• Your instructions: Without the images, set down each entry exactly.

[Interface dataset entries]
'''

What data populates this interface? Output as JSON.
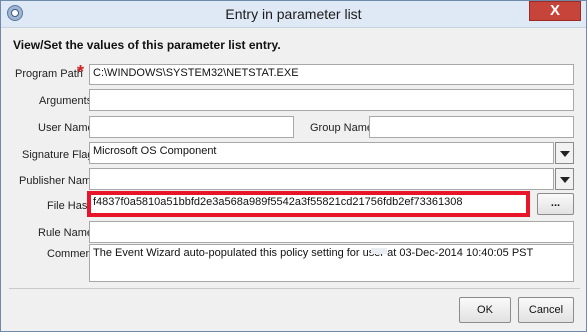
{
  "window": {
    "title": "Entry in parameter list",
    "close_label": "X"
  },
  "heading": "View/Set the values of this parameter list entry.",
  "fields": {
    "program_path": {
      "label": "Program Path",
      "required_mark": "*",
      "value": "C:\\WINDOWS\\SYSTEM32\\NETSTAT.EXE"
    },
    "arguments": {
      "label": "Arguments",
      "value": ""
    },
    "user_name": {
      "label": "User Name",
      "value": ""
    },
    "group_name": {
      "label": "Group Name",
      "value": ""
    },
    "signature_flag": {
      "label": "Signature Flag",
      "value": "Microsoft OS Component"
    },
    "publisher_name": {
      "label": "Publisher Name",
      "value": ""
    },
    "file_hash": {
      "label": "File Hash",
      "value": "f4837f0a5810a51bbfd2e3a568a989f5542a3f55821cd21756fdb2ef73361308",
      "browse_label": "..."
    },
    "rule_name": {
      "label": "Rule Name",
      "value": ""
    },
    "comment": {
      "label": "Comment",
      "value": "The Event Wizard auto-populated this policy setting for user          at 03-Dec-2014 10:40:05 PST"
    }
  },
  "buttons": {
    "ok": "OK",
    "cancel": "Cancel"
  },
  "colors": {
    "highlight": "#e8142a",
    "required": "#cc2222",
    "close": "#c7443a"
  }
}
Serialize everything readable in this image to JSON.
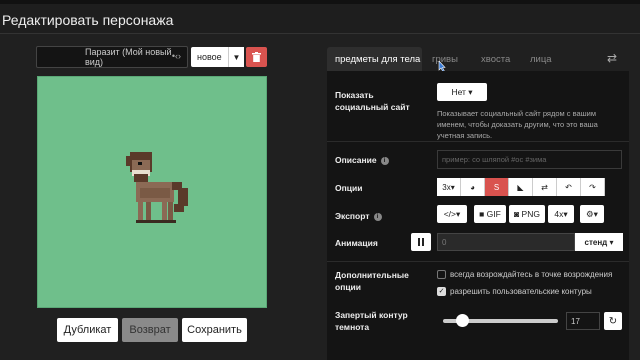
{
  "window": {
    "title": "Редактировать персонажа"
  },
  "character": {
    "selected": "Паразит (Мой новый вид)",
    "new_label": "новое",
    "preview_bg": "#6fbf8b"
  },
  "actions": {
    "duplicate": "Дубликат",
    "revert": "Возврат",
    "save": "Сохранить"
  },
  "tabs": [
    {
      "label": "предметы для тела",
      "active": true
    },
    {
      "label": "гривы"
    },
    {
      "label": "хвоста"
    },
    {
      "label": "лица"
    }
  ],
  "settings": {
    "show_site": {
      "label": "Показать социальный сайт",
      "value": "Нет",
      "help": "Показывает социальный сайт рядом с вашим именем, чтобы доказать другим, что это ваша учетная запись."
    },
    "description": {
      "label": "Описание",
      "placeholder": "пример: со шляпой #ос #зима"
    },
    "options": {
      "label": "Опции",
      "scale": "3x"
    },
    "export": {
      "label": "Экспорт",
      "gif": "GIF",
      "png": "PNG",
      "scale": "4x"
    },
    "animation": {
      "label": "Анимация",
      "value": "0",
      "mode": "стенд"
    },
    "extra": {
      "label": "Дополнительные опции",
      "items": [
        {
          "label": "всегда возрождайтесь в точке возрождения",
          "checked": false
        },
        {
          "label": "разрешить пользовательские контуры",
          "checked": true
        }
      ]
    },
    "outline": {
      "label": "Запертый контур темнота",
      "value": "17",
      "level": 0.12
    }
  },
  "colors": {
    "accent_red": "#d9534f"
  }
}
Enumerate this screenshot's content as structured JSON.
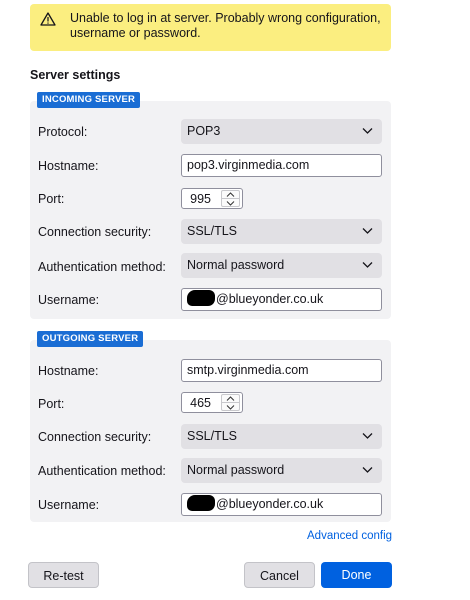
{
  "warning": {
    "icon": "warning-icon",
    "text_line1": "Unable to log in at server. Probably wrong configuration,",
    "text_line2": "username or password."
  },
  "server_settings": {
    "title": "Server settings",
    "incoming": {
      "badge": "INCOMING SERVER",
      "protocol_label": "Protocol:",
      "protocol_value": "POP3",
      "hostname_label": "Hostname:",
      "hostname_value": "pop3.virginmedia.com",
      "port_label": "Port:",
      "port_value": "995",
      "security_label": "Connection security:",
      "security_value": "SSL/TLS",
      "auth_label": "Authentication method:",
      "auth_value": "Normal password",
      "username_label": "Username:",
      "username_value": "@blueyonder.co.uk"
    },
    "outgoing": {
      "badge": "OUTGOING SERVER",
      "hostname_label": "Hostname:",
      "hostname_value": "smtp.virginmedia.com",
      "port_label": "Port:",
      "port_value": "465",
      "security_label": "Connection security:",
      "security_value": "SSL/TLS",
      "auth_label": "Authentication method:",
      "auth_value": "Normal password",
      "username_label": "Username:",
      "username_value": "@blueyonder.co.uk"
    }
  },
  "advanced_link": "Advanced config",
  "buttons": {
    "retest": "Re-test",
    "cancel": "Cancel",
    "done": "Done"
  },
  "colors": {
    "warning_bg": "#fbee80",
    "badge_bg": "#1a6dd4",
    "panel_bg": "#f2f2f4",
    "primary": "#0061e0"
  }
}
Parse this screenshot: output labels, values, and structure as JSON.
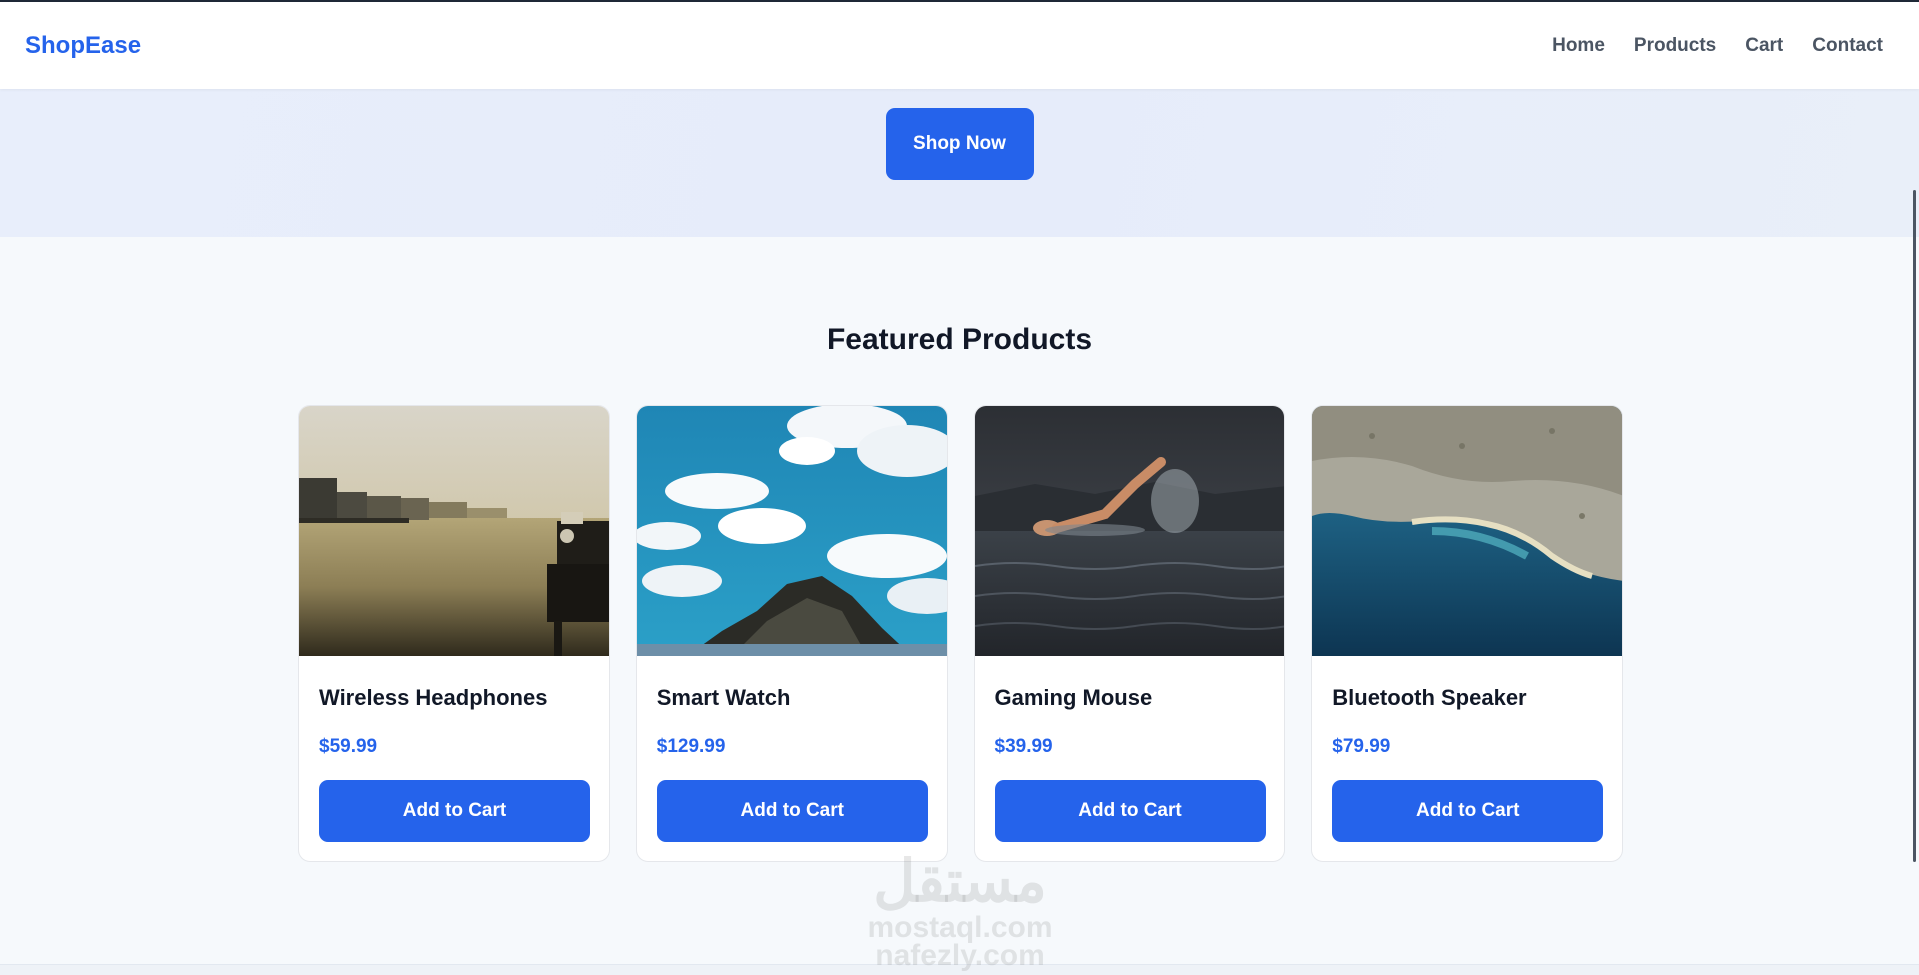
{
  "brand": {
    "name": "ShopEase"
  },
  "nav": {
    "items": [
      {
        "label": "Home"
      },
      {
        "label": "Products"
      },
      {
        "label": "Cart"
      },
      {
        "label": "Contact"
      }
    ]
  },
  "hero": {
    "cta_label": "Shop Now"
  },
  "featured": {
    "title": "Featured Products",
    "products": [
      {
        "name": "Wireless Headphones",
        "price": "$59.99",
        "button_label": "Add to Cart",
        "image": "river-harbor-photo"
      },
      {
        "name": "Smart Watch",
        "price": "$129.99",
        "button_label": "Add to Cart",
        "image": "sky-cliff-photo"
      },
      {
        "name": "Gaming Mouse",
        "price": "$39.99",
        "button_label": "Add to Cart",
        "image": "swimmer-photo"
      },
      {
        "name": "Bluetooth Speaker",
        "price": "$79.99",
        "button_label": "Add to Cart",
        "image": "aerial-coast-photo"
      }
    ]
  },
  "watermark": {
    "mark": "مستقل",
    "lines": [
      "mostaql.com",
      "nafezly.com"
    ]
  },
  "colors": {
    "accent": "#2563eb",
    "nav_text": "#4b5563",
    "heading": "#111827",
    "page_bg": "#f6f9fc",
    "hero_bg": "#e8eefb"
  }
}
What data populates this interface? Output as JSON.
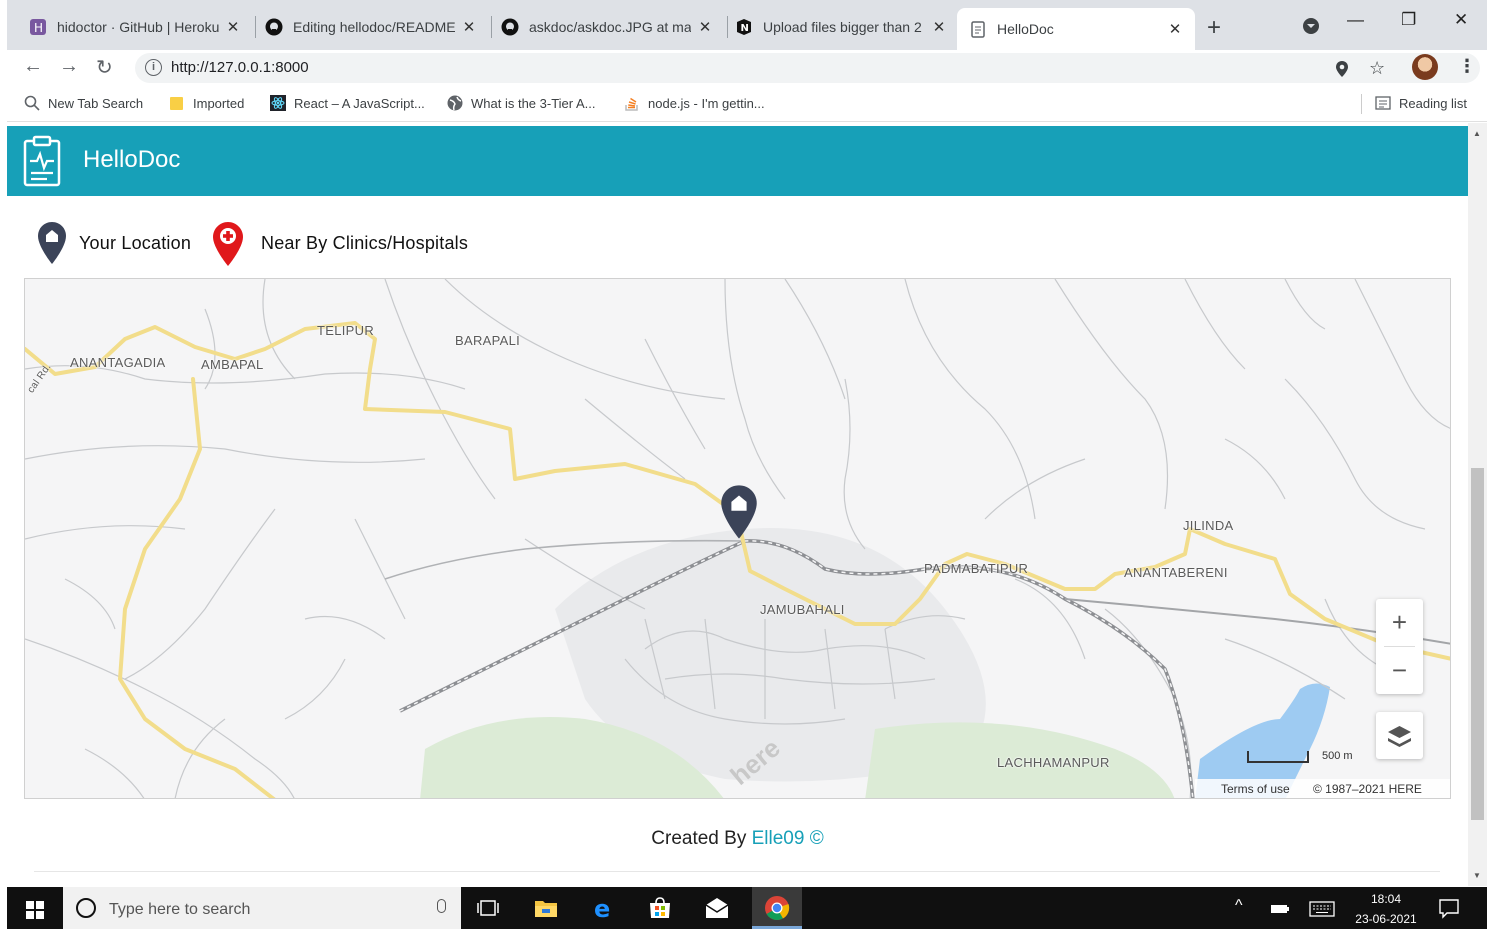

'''

• Task answer:
What data populates this interface? Output as JSON.
{
  "window": {
    "title": "Entry in parameter list",
    "close_label": "X"
  },
  "heading": "View/Set the values of this parameter list entry.",
  "fields": {
    "program_path": {
      "label": "Program Path",
      "required_mark": "*",
      "value": "C:\\WINDOWS\\SYSTEM32\\NETSTAT.EXE"
    },
    "arguments": {
      "label": "Arguments",
      "value": ""
    },
    "user_name": {
      "label": "User Name",
      "value": ""
    },
    "group_name": {
      "label": "Group Name",
      "value": ""
    },
    "signature_flag": {
      "label": "Signature Flag",
      "value": "Microsoft OS Component"
    },
    "publisher_name": {
      "label": "Publisher Name",
      "value": ""
    },
    "file_hash": {
      "label": "File Hash",
      "value": "f4837f0a5810a51bbfd2e3a568a989f5542a3f55821cd21756fdb2ef73361308",
      "browse_label": "..."
    },
    "rule_name": {
      "label": "Rule Name",
      "value": ""
    },
    "comment": {
      "label": "Comment",
      "value": "The Event Wizard auto-populated this policy setting for user          at 03-Dec-2014 10:40:05 PST"
    }
  },
  "buttons": {
    "ok": "OK",
    "cancel": "Cancel"
  },
  "colors": {
    "highlight": "#e8142a",
    "required": "#cc2222",
    "close": "#c7443a"
  }
}
Serialize everything readable in this image to JSON.
{
  "window": {
    "title": "Редактировать персонажа"
  },
  "character": {
    "selected": "Паразит (Мой новый вид)",
    "new_label": "новое",
    "preview_bg": "#6fbf8b"
  },
  "actions": {
    "duplicate": "Дубликат",
    "revert": "Возврат",
    "save": "Сохранить"
  },
  "tabs": [
    {
      "label": "предметы для тела",
      "active": true
    },
    {
      "label": "гривы"
    },
    {
      "label": "хвоста"
    },
    {
      "label": "лица"
    }
  ],
  "settings": {
    "show_site": {
      "label": "Показать социальный сайт",
      "value": "Нет",
      "help": "Показывает социальный сайт рядом с вашим именем, чтобы доказать другим, что это ваша учетная запись."
    },
    "description": {
      "label": "Описание",
      "placeholder": "пример: со шляпой #ос #зима"
    },
    "options": {
      "label": "Опции",
      "scale": "3x"
    },
    "export": {
      "label": "Экспорт",
      "gif": "GIF",
      "png": "PNG",
      "scale": "4x"
    },
    "animation": {
      "label": "Анимация",
      "value": "0",
      "mode": "стенд"
    },
    "extra": {
      "label": "Дополнительные опции",
      "items": [
        {
          "label": "всегда возрождайтесь в точке возрождения",
          "checked": false
        },
        {
          "label": "разрешить пользовательские контуры",
          "checked": true
        }
      ]
    },
    "outline": {
      "label": "Запертый контур темнота",
      "value": "17",
      "level": 0.12
    }
  },
  "colors": {
    "accent_red": "#d9534f"
  }
}
Enumerate this screenshot's content as structured JSON.
{
  "warning": {
    "icon": "warning-icon",
    "text_line1": "Unable to log in at server. Probably wrong configuration,",
    "text_line2": "username or password."
  },
  "server_settings": {
    "title": "Server settings",
    "incoming": {
      "badge": "INCOMING SERVER",
      "protocol_label": "Protocol:",
      "protocol_value": "POP3",
      "hostname_label": "Hostname:",
      "hostname_value": "pop3.virginmedia.com",
      "port_label": "Port:",
      "port_value": "995",
      "security_label": "Connection security:",
      "security_value": "SSL/TLS",
      "auth_label": "Authentication method:",
      "auth_value": "Normal password",
      "username_label": "Username:",
      "username_value": "@blueyonder.co.uk"
    },
    "outgoing": {
      "badge": "OUTGOING SERVER",
      "hostname_label": "Hostname:",
      "hostname_value": "smtp.virginmedia.com",
      "port_label": "Port:",
      "port_value": "465",
      "security_label": "Connection security:",
      "security_value": "SSL/TLS",
      "auth_label": "Authentication method:",
      "auth_value": "Normal password",
      "username_label": "Username:",
      "username_value": "@blueyonder.co.uk"
    }
  },
  "advanced_link": "Advanced config",
  "buttons": {
    "retest": "Re-test",
    "cancel": "Cancel",
    "done": "Done"
  },
  "colors": {
    "warning_bg": "#fbee80",
    "badge_bg": "#1a6dd4",
    "panel_bg": "#f2f2f4",
    "primary": "#0061e0"
  }
}
Parse this screenshot: output labels, values, and structure as JSON.
{
  "brand": {
    "name": "ShopEase"
  },
  "nav": {
    "items": [
      {
        "label": "Home"
      },
      {
        "label": "Products"
      },
      {
        "label": "Cart"
      },
      {
        "label": "Contact"
      }
    ]
  },
  "hero": {
    "cta_label": "Shop Now"
  },
  "featured": {
    "title": "Featured Products",
    "products": [
      {
        "name": "Wireless Headphones",
        "price": "$59.99",
        "button_label": "Add to Cart",
        "image": "river-harbor-photo"
      },
      {
        "name": "Smart Watch",
        "price": "$129.99",
        "button_label": "Add to Cart",
        "image": "sky-cliff-photo"
      },
      {
        "name": "Gaming Mouse",
        "price": "$39.99",
        "button_label": "Add to Cart",
        "image": "swimmer-photo"
      },
      {
        "name": "Bluetooth Speaker",
        "price": "$79.99",
        "button_label": "Add to Cart",
        "image": "aerial-coast-photo"
      }
    ]
  },
  "watermark": {
    "mark": "مستقل",
    "lines": [
      "mostaql.com",
      "nafezly.com"
    ]
  },
  "colors": {
    "accent": "#2563eb",
    "nav_text": "#4b5563",
    "heading": "#111827",
    "page_bg": "#f6f9fc",
    "hero_bg": "#e8eefb"
  }
}
What data populates this interface? Output as JSON.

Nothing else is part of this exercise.